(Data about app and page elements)
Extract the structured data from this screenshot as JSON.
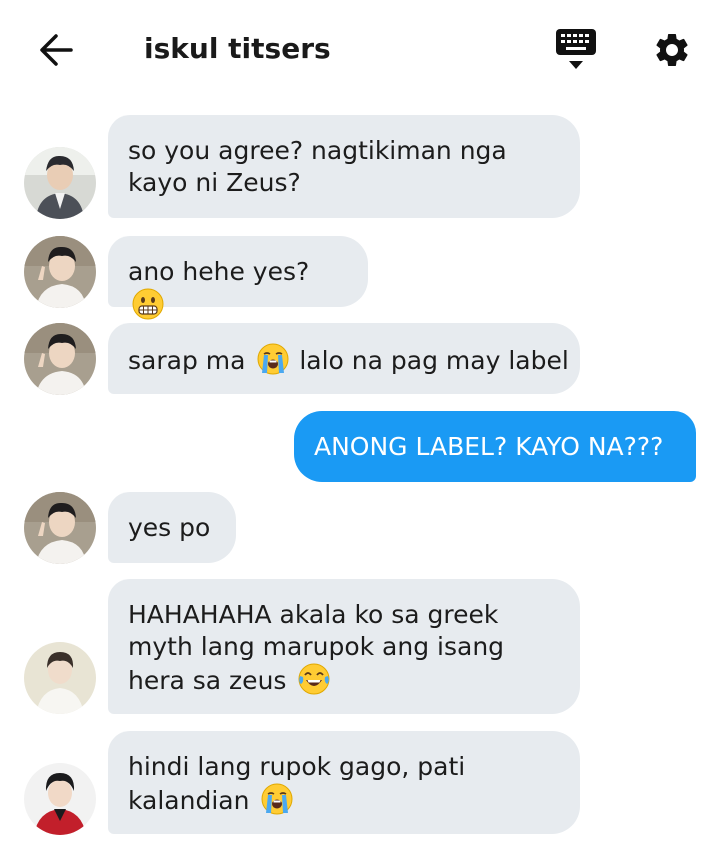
{
  "header": {
    "title": "iskul titsers",
    "back_icon": "arrow-left-icon",
    "keyboard_icon": "keyboard-icon",
    "settings_icon": "gear-icon"
  },
  "messages": [
    {
      "side": "in",
      "text_before": "so you agree? nagtikiman nga kayo ni Zeus?",
      "emoji": "",
      "text_after": ""
    },
    {
      "side": "in",
      "text_before": "ano hehe yes?",
      "emoji": "grimacing-face",
      "text_after": ""
    },
    {
      "side": "in",
      "text_before": "sarap ma",
      "emoji": "loudly-crying-face",
      "text_after": "lalo na pag may label"
    },
    {
      "side": "out",
      "text_before": "ANONG LABEL? KAYO NA???",
      "emoji": "",
      "text_after": ""
    },
    {
      "side": "in",
      "text_before": "yes po",
      "emoji": "",
      "text_after": ""
    },
    {
      "side": "in",
      "text_before": "HAHAHAHA akala ko sa greek myth lang marupok ang isang hera sa zeus",
      "emoji": "face-with-tears-of-joy",
      "text_after": ""
    },
    {
      "side": "in",
      "text_before": "hindi lang rupok gago, pati kalandian",
      "emoji": "loudly-crying-face",
      "text_after": ""
    }
  ],
  "colors": {
    "incoming_bubble": "#e7ebef",
    "outgoing_bubble": "#1a9af4",
    "outgoing_text": "#ffffff"
  }
}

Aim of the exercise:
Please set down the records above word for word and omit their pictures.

Answer for the task:
Extract the structured data from this screenshot as JSON.
{
  "header": {
    "title": "iskul titsers",
    "back_icon": "arrow-left-icon",
    "keyboard_icon": "keyboard-icon",
    "settings_icon": "gear-icon"
  },
  "messages": [
    {
      "side": "in",
      "text_before": "so you agree? nagtikiman nga kayo ni Zeus?",
      "emoji": "",
      "text_after": ""
    },
    {
      "side": "in",
      "text_before": "ano hehe yes?",
      "emoji": "grimacing-face",
      "text_after": ""
    },
    {
      "side": "in",
      "text_before": "sarap ma",
      "emoji": "loudly-crying-face",
      "text_after": "lalo na pag may label"
    },
    {
      "side": "out",
      "text_before": "ANONG LABEL? KAYO NA???",
      "emoji": "",
      "text_after": ""
    },
    {
      "side": "in",
      "text_before": "yes po",
      "emoji": "",
      "text_after": ""
    },
    {
      "side": "in",
      "text_before": "HAHAHAHA akala ko sa greek myth lang marupok ang isang hera sa zeus",
      "emoji": "face-with-tears-of-joy",
      "text_after": ""
    },
    {
      "side": "in",
      "text_before": "hindi lang rupok gago, pati kalandian",
      "emoji": "loudly-crying-face",
      "text_after": ""
    }
  ],
  "colors": {
    "incoming_bubble": "#e7ebef",
    "outgoing_bubble": "#1a9af4",
    "outgoing_text": "#ffffff"
  }
}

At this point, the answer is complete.